▸ **YOUR GOAL**: Give every entry again, exactly.

- Opening Delimiter -

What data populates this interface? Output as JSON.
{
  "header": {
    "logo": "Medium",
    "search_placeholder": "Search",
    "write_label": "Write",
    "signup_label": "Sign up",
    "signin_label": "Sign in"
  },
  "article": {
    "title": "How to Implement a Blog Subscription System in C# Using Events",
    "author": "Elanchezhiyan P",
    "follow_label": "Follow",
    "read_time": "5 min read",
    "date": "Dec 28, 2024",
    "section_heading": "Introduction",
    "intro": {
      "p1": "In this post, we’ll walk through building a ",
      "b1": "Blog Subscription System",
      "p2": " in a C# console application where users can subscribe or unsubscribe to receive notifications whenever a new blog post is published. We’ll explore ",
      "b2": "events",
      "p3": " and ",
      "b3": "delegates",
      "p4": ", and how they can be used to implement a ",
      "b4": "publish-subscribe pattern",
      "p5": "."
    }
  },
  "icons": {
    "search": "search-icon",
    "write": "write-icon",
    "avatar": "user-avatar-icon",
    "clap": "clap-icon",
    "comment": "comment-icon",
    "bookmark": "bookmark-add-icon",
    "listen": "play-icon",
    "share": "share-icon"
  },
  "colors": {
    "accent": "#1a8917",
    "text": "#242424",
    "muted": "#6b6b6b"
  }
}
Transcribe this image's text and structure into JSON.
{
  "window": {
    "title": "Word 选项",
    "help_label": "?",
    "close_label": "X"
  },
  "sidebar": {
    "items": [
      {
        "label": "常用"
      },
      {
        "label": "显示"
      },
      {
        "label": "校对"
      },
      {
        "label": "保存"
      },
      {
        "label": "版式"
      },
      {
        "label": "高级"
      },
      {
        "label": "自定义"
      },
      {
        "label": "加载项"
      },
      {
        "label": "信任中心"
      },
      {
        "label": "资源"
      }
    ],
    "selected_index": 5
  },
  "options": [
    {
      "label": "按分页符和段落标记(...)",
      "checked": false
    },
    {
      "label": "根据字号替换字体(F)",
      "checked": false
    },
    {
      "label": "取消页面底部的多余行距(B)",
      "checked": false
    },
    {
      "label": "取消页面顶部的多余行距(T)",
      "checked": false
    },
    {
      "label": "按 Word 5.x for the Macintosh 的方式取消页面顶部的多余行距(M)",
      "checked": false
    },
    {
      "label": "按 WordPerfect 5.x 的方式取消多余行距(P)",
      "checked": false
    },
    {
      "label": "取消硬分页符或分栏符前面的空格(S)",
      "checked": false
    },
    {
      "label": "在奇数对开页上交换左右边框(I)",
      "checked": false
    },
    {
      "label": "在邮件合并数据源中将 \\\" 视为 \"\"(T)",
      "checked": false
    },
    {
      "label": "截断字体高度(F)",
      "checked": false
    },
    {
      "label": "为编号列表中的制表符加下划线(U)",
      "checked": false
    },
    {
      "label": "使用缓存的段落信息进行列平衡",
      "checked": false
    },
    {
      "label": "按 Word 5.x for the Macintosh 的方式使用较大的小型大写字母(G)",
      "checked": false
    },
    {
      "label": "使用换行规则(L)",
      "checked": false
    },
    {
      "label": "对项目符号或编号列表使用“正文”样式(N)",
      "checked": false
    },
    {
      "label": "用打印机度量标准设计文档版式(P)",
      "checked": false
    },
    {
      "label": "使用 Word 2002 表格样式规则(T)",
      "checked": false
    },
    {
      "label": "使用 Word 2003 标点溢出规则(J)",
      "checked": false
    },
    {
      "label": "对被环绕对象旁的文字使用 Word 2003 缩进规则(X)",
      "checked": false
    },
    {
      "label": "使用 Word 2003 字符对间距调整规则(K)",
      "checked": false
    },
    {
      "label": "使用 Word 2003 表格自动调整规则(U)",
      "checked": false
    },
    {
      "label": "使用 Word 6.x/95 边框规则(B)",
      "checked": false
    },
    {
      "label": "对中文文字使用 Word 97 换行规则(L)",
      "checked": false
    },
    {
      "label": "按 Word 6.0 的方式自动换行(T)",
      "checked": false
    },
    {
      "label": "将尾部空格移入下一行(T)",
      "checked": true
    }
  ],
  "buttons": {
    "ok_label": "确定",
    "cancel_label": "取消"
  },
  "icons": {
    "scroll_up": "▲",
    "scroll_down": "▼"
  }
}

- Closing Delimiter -

▸ **SOLUTION BELOW**:
What data populates this interface? Output as JSON.
{
  "header": {
    "logo": "Medium",
    "search_placeholder": "Search",
    "write_label": "Write",
    "signup_label": "Sign up",
    "signin_label": "Sign in"
  },
  "article": {
    "title": "How to Implement a Blog Subscription System in C# Using Events",
    "author": "Elanchezhiyan P",
    "follow_label": "Follow",
    "read_time": "5 min read",
    "date": "Dec 28, 2024",
    "section_heading": "Introduction",
    "intro": {
      "p1": "In this post, we’ll walk through building a ",
      "b1": "Blog Subscription System",
      "p2": " in a C# console application where users can subscribe or unsubscribe to receive notifications whenever a new blog post is published. We’ll explore ",
      "b2": "events",
      "p3": " and ",
      "b3": "delegates",
      "p4": ", and how they can be used to implement a ",
      "b4": "publish-subscribe pattern",
      "p5": "."
    }
  },
  "icons": {
    "search": "search-icon",
    "write": "write-icon",
    "avatar": "user-avatar-icon",
    "clap": "clap-icon",
    "comment": "comment-icon",
    "bookmark": "bookmark-add-icon",
    "listen": "play-icon",
    "share": "share-icon"
  },
  "colors": {
    "accent": "#1a8917",
    "text": "#242424",
    "muted": "#6b6b6b"
  }
}
Transcribe this image's text and structure into JSON.
{
  "window": {
    "title": "Word 选项",
    "help_label": "?",
    "close_label": "X"
  },
  "sidebar": {
    "items": [
      {
        "label": "常用"
      },
      {
        "label": "显示"
      },
      {
        "label": "校对"
      },
      {
        "label": "保存"
      },
      {
        "label": "版式"
      },
      {
        "label": "高级"
      },
      {
        "label": "自定义"
      },
      {
        "label": "加载项"
      },
      {
        "label": "信任中心"
      },
      {
        "label": "资源"
      }
    ],
    "selected_index": 5
  },
  "options": [
    {
      "label": "按分页符和段落标记(...)",
      "checked": false
    },
    {
      "label": "根据字号替换字体(F)",
      "checked": false
    },
    {
      "label": "取消页面底部的多余行距(B)",
      "checked": false
    },
    {
      "label": "取消页面顶部的多余行距(T)",
      "checked": false
    },
    {
      "label": "按 Word 5.x for the Macintosh 的方式取消页面顶部的多余行距(M)",
      "checked": false
    },
    {
      "label": "按 WordPerfect 5.x 的方式取消多余行距(P)",
      "checked": false
    },
    {
      "label": "取消硬分页符或分栏符前面的空格(S)",
      "checked": false
    },
    {
      "label": "在奇数对开页上交换左右边框(I)",
      "checked": false
    },
    {
      "label": "在邮件合并数据源中将 \\\" 视为 \"\"(T)",
      "checked": false
    },
    {
      "label": "截断字体高度(F)",
      "checked": false
    },
    {
      "label": "为编号列表中的制表符加下划线(U)",
      "checked": false
    },
    {
      "label": "使用缓存的段落信息进行列平衡",
      "checked": false
    },
    {
      "label": "按 Word 5.x for the Macintosh 的方式使用较大的小型大写字母(G)",
      "checked": false
    },
    {
      "label": "使用换行规则(L)",
      "checked": false
    },
    {
      "label": "对项目符号或编号列表使用“正文”样式(N)",
      "checked": false
    },
    {
      "label": "用打印机度量标准设计文档版式(P)",
      "checked": false
    },
    {
      "label": "使用 Word 2002 表格样式规则(T)",
      "checked": false
    },
    {
      "label": "使用 Word 2003 标点溢出规则(J)",
      "checked": false
    },
    {
      "label": "对被环绕对象旁的文字使用 Word 2003 缩进规则(X)",
      "checked": false
    },
    {
      "label": "使用 Word 2003 字符对间距调整规则(K)",
      "checked": false
    },
    {
      "label": "使用 Word 2003 表格自动调整规则(U)",
      "checked": false
    },
    {
      "label": "使用 Word 6.x/95 边框规则(B)",
      "checked": false
    },
    {
      "label": "对中文文字使用 Word 97 换行规则(L)",
      "checked": false
    },
    {
      "label": "按 Word 6.0 的方式自动换行(T)",
      "checked": false
    },
    {
      "label": "将尾部空格移入下一行(T)",
      "checked": true
    }
  ],
  "buttons": {
    "ok_label": "确定",
    "cancel_label": "取消"
  },
  "icons": {
    "scroll_up": "▲",
    "scroll_down": "▼"
  }
}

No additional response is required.